Responding to a temper tantrum, can be very difficult. However, remaining attentive, empathetic, and available can help tame a "tsunami" tantrum. During this developmental stage, children respond best to immediate interventions rather than interventions that are provided too long after the situation occurs. That being said, interventions should be focused primarily on de-escalating big emotions rather than joining in with big feelings, lecturing, or negotiating, because your child will not be able to absorb complex information at this time. When a child is in "tsunami" mode, a simple and immediate approach is best: maintain consistency, model calm behavior, and emphasize your availability and attentiveness in-the-moment.
6) Be consistent and concrete
Modeling emotional regulation means maintaining consistency even if it would be easier to give in and avoid the difficult interaction. It also means providing very concrete choices in the moment rather than asking an open-ended question, such as "Why are you doing that?" A better question might be " I see you crying, what happened to make you sad?" In this example, you provide a clue that crying often indicates that one is sad, and by asking "what" instead of "why", you can cue into a specific interaction/situation. You can then follow that up with validating their feelings, providing a small amount of choices that help the child navigate their situation, or intervening to help them solve a problem. For instance,
P: I see you crying, what happened to make you sad?"
C: You said no more cookies!
P: Oh, you're upset I said you can't have any more cookies.
C: You're being mean!
P: You're really upset that the cookies are put away for the night.
C: Yeah, I want more!
P: It looks like you're pretty sad right now. Would you like a hug to help you cool down, or would you like to cool down on your own?
P: Okay. Would you like to cool down by coloring in your coloring book, or playing with your stuffed animals in your room?
C: I want to color.
In this example, the parent didn't bend the boundary, but simply validated the child's feeling and helped provide concrete choices towards cooling down. Children crave consistency and boundaries for emotional support and regulation, even though it may not seem like it at times, which you provide by offering choices and maintaining consistency. Consistency provides emotional safety by communicating that even if your child expresses challenging behaviors or "tests the waters", they can predict the nature of your safe response, and use this foundational "springboard" to learn to regulate themselves.

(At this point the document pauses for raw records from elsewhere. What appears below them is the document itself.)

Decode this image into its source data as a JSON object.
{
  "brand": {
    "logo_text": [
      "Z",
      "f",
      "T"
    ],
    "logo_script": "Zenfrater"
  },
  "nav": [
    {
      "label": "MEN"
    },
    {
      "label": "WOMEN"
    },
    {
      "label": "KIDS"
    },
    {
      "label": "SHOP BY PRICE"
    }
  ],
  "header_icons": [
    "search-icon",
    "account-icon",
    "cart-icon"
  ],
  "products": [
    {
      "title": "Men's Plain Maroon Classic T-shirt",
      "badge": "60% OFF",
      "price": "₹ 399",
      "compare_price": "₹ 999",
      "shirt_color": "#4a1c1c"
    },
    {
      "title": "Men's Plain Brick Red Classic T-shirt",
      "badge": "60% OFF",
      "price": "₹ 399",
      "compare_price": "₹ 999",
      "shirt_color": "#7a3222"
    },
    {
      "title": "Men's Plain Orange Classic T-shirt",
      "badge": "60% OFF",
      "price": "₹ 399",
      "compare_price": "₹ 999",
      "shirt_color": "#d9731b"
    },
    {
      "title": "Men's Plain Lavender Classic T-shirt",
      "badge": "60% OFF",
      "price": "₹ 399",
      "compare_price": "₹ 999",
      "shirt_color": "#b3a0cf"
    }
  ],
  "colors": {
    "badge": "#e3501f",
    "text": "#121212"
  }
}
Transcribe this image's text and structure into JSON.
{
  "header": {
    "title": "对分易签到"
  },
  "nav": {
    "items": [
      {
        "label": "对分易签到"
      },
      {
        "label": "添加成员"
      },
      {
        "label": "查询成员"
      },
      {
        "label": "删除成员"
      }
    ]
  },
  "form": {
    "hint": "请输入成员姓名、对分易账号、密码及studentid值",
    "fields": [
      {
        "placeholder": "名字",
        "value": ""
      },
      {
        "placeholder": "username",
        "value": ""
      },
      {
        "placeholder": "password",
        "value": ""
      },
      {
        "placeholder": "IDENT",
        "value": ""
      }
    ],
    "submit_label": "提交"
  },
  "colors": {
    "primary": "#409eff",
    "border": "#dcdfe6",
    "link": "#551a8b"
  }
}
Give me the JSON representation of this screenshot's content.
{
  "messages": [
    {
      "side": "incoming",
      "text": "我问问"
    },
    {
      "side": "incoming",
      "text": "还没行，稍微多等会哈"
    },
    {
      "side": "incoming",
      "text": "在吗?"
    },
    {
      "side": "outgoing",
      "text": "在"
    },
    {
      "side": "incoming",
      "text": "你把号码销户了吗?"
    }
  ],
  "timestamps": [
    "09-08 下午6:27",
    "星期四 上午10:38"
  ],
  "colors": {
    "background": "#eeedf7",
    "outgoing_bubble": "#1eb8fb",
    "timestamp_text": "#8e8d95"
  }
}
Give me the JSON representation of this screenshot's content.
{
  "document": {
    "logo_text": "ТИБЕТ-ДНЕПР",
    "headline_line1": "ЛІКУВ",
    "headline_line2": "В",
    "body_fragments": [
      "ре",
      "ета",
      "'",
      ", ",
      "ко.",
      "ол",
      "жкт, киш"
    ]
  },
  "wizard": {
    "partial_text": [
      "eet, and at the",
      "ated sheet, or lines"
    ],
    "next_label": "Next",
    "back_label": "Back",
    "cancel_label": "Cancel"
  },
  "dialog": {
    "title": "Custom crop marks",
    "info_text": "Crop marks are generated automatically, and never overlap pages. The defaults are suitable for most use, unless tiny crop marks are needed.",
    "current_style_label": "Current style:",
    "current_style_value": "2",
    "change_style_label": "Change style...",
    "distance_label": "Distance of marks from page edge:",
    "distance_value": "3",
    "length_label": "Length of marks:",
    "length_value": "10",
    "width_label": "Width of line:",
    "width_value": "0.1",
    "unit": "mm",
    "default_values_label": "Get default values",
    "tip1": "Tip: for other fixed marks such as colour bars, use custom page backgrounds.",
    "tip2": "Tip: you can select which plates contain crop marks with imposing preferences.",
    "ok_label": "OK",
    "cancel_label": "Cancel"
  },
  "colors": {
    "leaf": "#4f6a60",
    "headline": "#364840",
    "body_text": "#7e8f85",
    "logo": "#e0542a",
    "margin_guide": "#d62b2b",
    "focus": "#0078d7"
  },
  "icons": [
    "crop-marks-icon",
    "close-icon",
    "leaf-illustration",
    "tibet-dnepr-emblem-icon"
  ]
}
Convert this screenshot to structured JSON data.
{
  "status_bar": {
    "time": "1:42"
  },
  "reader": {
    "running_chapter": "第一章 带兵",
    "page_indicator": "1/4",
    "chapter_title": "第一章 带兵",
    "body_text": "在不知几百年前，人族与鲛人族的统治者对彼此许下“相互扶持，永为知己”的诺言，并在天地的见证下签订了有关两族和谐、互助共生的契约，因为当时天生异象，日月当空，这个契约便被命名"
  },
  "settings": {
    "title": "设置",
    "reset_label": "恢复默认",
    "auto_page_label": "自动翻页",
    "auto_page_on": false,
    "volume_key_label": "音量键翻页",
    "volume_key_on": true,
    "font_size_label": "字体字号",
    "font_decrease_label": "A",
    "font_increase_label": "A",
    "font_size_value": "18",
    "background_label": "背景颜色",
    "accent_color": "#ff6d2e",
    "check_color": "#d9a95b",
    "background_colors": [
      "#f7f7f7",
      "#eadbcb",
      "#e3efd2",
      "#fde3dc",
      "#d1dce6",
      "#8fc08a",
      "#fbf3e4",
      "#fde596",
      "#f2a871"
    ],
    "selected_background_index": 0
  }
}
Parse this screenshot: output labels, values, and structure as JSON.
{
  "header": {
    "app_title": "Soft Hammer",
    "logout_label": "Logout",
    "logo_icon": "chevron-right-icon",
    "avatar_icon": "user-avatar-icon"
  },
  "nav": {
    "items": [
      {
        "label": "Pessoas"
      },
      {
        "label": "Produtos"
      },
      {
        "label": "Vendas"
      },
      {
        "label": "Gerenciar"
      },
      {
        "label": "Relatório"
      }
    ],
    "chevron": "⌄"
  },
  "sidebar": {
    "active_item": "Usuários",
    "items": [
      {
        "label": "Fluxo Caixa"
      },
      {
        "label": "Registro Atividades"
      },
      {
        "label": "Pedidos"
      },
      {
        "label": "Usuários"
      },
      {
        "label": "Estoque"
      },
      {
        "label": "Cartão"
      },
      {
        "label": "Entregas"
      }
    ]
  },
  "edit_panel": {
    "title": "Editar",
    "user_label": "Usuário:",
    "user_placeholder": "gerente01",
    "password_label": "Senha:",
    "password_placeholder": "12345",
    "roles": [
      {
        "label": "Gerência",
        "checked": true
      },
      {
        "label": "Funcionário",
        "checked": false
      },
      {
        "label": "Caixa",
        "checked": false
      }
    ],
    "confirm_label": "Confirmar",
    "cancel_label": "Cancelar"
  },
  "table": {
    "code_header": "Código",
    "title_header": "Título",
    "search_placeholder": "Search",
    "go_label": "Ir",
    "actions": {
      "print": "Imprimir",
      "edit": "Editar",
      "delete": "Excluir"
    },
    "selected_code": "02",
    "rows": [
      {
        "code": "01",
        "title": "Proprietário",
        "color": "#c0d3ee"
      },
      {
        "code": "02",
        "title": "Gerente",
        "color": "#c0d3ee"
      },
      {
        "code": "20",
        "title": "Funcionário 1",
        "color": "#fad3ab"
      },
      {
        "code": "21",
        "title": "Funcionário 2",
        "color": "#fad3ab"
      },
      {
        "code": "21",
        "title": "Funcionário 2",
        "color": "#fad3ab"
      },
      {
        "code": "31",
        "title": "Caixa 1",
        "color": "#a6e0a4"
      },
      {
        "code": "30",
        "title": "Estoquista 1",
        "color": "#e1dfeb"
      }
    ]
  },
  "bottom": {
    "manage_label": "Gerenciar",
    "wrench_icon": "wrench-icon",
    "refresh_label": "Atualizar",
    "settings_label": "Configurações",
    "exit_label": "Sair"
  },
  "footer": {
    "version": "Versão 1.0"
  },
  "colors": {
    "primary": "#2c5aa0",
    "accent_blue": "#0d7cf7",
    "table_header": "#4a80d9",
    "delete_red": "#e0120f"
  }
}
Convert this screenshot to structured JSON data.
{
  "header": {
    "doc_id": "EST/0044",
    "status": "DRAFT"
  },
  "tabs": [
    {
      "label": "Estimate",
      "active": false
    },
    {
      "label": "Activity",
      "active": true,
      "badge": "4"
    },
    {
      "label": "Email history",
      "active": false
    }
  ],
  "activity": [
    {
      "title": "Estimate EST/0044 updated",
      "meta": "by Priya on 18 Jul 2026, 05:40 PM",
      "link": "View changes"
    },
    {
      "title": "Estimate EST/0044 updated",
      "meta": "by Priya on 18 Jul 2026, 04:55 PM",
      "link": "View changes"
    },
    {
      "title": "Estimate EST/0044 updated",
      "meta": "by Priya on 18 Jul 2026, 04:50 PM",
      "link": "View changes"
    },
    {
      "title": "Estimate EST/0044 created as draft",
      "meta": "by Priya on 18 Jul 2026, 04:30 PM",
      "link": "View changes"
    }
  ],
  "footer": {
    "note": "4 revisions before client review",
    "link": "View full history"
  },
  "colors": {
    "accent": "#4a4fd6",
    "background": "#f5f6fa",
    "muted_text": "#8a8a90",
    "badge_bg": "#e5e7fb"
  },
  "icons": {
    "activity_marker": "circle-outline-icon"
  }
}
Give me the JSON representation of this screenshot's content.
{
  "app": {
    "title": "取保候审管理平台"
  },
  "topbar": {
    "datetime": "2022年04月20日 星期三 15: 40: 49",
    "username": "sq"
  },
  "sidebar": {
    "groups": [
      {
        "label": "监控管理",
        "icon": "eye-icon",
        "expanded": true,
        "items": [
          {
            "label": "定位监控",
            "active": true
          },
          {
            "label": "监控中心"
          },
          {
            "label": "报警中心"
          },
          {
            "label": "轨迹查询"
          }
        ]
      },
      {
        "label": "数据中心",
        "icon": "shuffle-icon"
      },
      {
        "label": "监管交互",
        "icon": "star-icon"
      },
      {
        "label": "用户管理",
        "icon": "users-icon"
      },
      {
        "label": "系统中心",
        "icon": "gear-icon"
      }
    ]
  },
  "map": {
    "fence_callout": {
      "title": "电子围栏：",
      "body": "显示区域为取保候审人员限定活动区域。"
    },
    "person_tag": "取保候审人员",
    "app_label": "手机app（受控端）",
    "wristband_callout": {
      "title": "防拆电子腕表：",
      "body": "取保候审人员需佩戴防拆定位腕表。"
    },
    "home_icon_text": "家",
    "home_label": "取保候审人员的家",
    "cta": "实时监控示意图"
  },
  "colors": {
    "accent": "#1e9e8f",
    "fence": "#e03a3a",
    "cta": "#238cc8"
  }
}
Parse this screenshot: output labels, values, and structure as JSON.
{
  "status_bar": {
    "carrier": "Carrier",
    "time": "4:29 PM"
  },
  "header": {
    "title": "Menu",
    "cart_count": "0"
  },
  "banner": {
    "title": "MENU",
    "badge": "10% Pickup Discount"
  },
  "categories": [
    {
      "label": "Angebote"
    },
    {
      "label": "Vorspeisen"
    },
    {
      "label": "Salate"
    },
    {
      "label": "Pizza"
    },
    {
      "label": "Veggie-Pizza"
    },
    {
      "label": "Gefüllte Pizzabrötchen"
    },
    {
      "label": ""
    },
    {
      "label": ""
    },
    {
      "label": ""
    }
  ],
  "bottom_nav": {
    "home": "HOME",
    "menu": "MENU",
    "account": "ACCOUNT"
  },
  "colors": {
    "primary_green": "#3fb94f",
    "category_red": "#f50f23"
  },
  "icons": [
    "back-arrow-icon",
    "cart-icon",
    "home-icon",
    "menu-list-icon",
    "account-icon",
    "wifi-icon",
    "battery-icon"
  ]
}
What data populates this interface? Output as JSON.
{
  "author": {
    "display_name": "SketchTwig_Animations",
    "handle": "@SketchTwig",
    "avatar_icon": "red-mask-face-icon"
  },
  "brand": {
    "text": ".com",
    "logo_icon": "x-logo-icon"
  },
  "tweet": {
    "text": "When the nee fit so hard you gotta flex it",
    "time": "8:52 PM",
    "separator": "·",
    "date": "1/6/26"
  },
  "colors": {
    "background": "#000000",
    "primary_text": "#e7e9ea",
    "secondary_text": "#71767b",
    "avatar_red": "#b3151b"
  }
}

7) Behaviors are meaningful
Recognize that big feelings and their corresponding behaviors are the tools that a child has in their "toolbelt" to solve a problem they are facing. Consider what developmentally appropriate "tools" may be helpful for your child, and help them curate these resources, whether it's having more emotion words, learning words or phrases to navigate social situations, or just learning to ask you for help. Also, some children or families may benefit from additional support from a great family or child therapist, trained to provide developmentally appropriate interventions.
Tantrums can be very difficult to handle. Taking the time to be proactive and recognize cues and provide emotion words when calm can help a child increase their emotional "toolbelt". Modeling emotional regulation by remaining calm, helping solve a problem, maintaining consistency and giving choices can help tame the intensity of a tantrum. Regardless, some tantrums are just unavoidable, messy, and difficult. Take time to care for yourself and give yourself a pat on the back for doing an incredibly hard, messy, rewarding, amazing job! Parenting!